A president from Mars
Harsh criticism by Salafist Sheikh Wagdy Ghoneim of Egyptian artists worries Essmat. Ghoneim vilified many Egyptian actors in a YouTube video, slandering them for performing “hot scenes” in Egyptian cinema. Despite the Shiekh’s rights to condemn the profession, the writer rejects his unacceptable public naming and shaming without justifiable reasons. Ghoneim has described Morsy as a ‘president from Mars’ because he allocated two hours of his time to some of Egypt’s most prominent actors. Incidentally, Ghoneim’s extremist thought has led him to condemn the computers, technology and internet that he himself uses it to spread his ultra-conservative believes.
The writer addresses Ghoneim and advises him not to attack the west and their democracy, reminding him that thanks to universities in the west, many Arab and Muslim students have contributed to the development of many scientific and social fields. The main challenge, in Essmat’s view, is that Ghoneim and similar extremist sheikhs decline to leave their cocoon and continue to pontificate on society with their harmful radical thoughts. The writer concludes that such sheikhs, who claim to defend Islam and speak on behalf of the religion, are the primary enemies of the peaceful faith.
The Constituent Assembly needs to bear in mind the right of equal opportunities of all non-Muslim citizens while writing the constitution Al-Sawy says. A well-drafted constitution should literally embrace all notions relating to ‘freedom of religion and belief,’ according to Al-Sawy. This does not only entail the consideration of the rights of Muslims, Christians and Jews, but also the basic rights of Baha’is and Shi’as to feel constitutional. The writer blames members of the body for focusing their attention on Islam with all its branches, while ignoring other non-official religions still practiced by many Egyptians.
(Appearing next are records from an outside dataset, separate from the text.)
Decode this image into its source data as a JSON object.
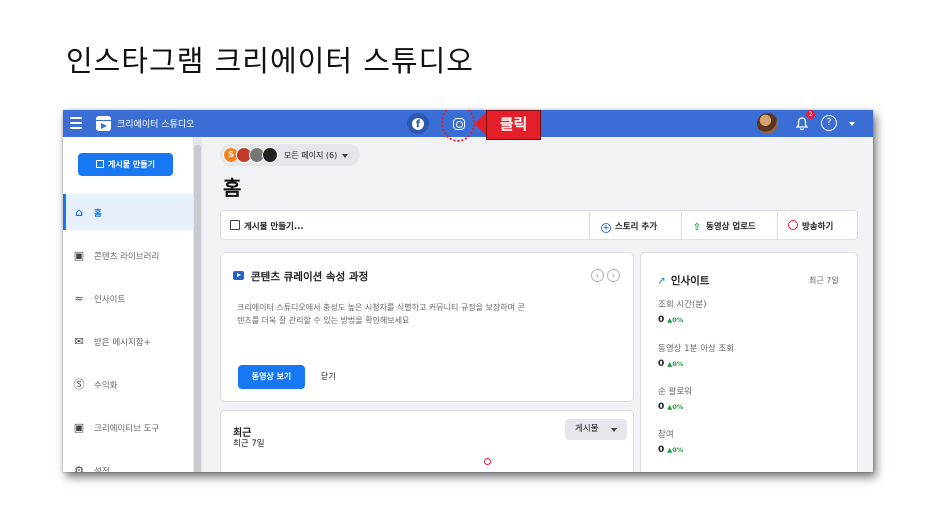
{
  "slide": {
    "title": "인스타그램 크리에이터 스튜디오"
  },
  "annotation": {
    "click_label": "클릭"
  },
  "topbar": {
    "app_title": "크리에이터 스튜디오",
    "facebook_glyph": "f",
    "notification_count": "2",
    "help_glyph": "?"
  },
  "sidebar": {
    "create_button": "게시물 만들기",
    "items": [
      {
        "label": "홈",
        "icon": "home-icon",
        "active": true
      },
      {
        "label": "콘텐츠 라이브러리",
        "icon": "library-icon"
      },
      {
        "label": "인사이트",
        "icon": "insights-icon"
      },
      {
        "label": "받은 메시지함+",
        "icon": "inbox-icon"
      },
      {
        "label": "수익화",
        "icon": "dollar-icon"
      },
      {
        "label": "크리에이티브 도구",
        "icon": "tools-icon"
      },
      {
        "label": "설정",
        "icon": "settings-icon"
      }
    ]
  },
  "main": {
    "page_selector": {
      "avatar_initial": "S",
      "label": "모든 페이지 (6)"
    },
    "page_title": "홈",
    "action_bar": {
      "create_post": "게시물 만들기...",
      "add_story": "스토리 추가",
      "upload_video": "동영상 업로드",
      "go_live": "방송하기"
    },
    "curation_card": {
      "title": "콘텐츠 큐레이션 속성 과정",
      "description": "크리에이터 스튜디오에서 충성도 높은 시청자를 식별하고 커뮤니티 규정을 보장하며 콘텐츠를 더욱 잘 관리할 수 있는 방법을 확인해보세요",
      "primary_button": "동영상 보기",
      "secondary_button": "닫기"
    },
    "recent_card": {
      "title": "최근",
      "subtitle": "최근 7일",
      "dropdown_value": "게시물"
    },
    "insights_card": {
      "title": "인사이트",
      "range": "최근 7일",
      "metrics": [
        {
          "label": "조회 시간(분)",
          "value": "0",
          "delta": "▲0%"
        },
        {
          "label": "동영상 1분 이상 조회",
          "value": "0",
          "delta": "▲0%"
        },
        {
          "label": "순 팔로워",
          "value": "0",
          "delta": "▲0%"
        },
        {
          "label": "참여",
          "value": "0",
          "delta": "▲0%"
        }
      ]
    }
  },
  "colors": {
    "topbar": "#3b6ed4",
    "primary": "#1877f2",
    "annotation_red": "#e3202a",
    "positive": "#1b9c3a"
  }
}
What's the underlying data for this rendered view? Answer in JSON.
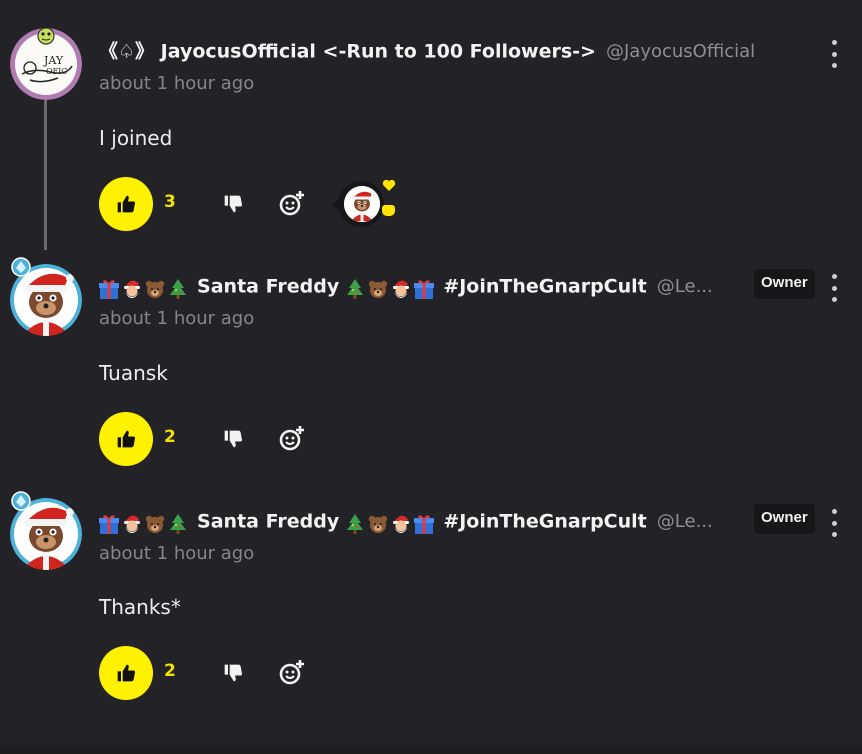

Al-Sawy believes one of the main responsibilities of the Constituent Assembly is to reflect the genuine diversity of Egyptian society in every page of the constitution. The success of the Islamic state has always been characterised by its ability to include others of different beliefs and religions. Therefore, it shouldn’t be odd to think of all minor communities living in the country. If the Constituent Assembly fails to objectively mirror all sectors of society, Al-Sawy anticipates an incoherent constitution.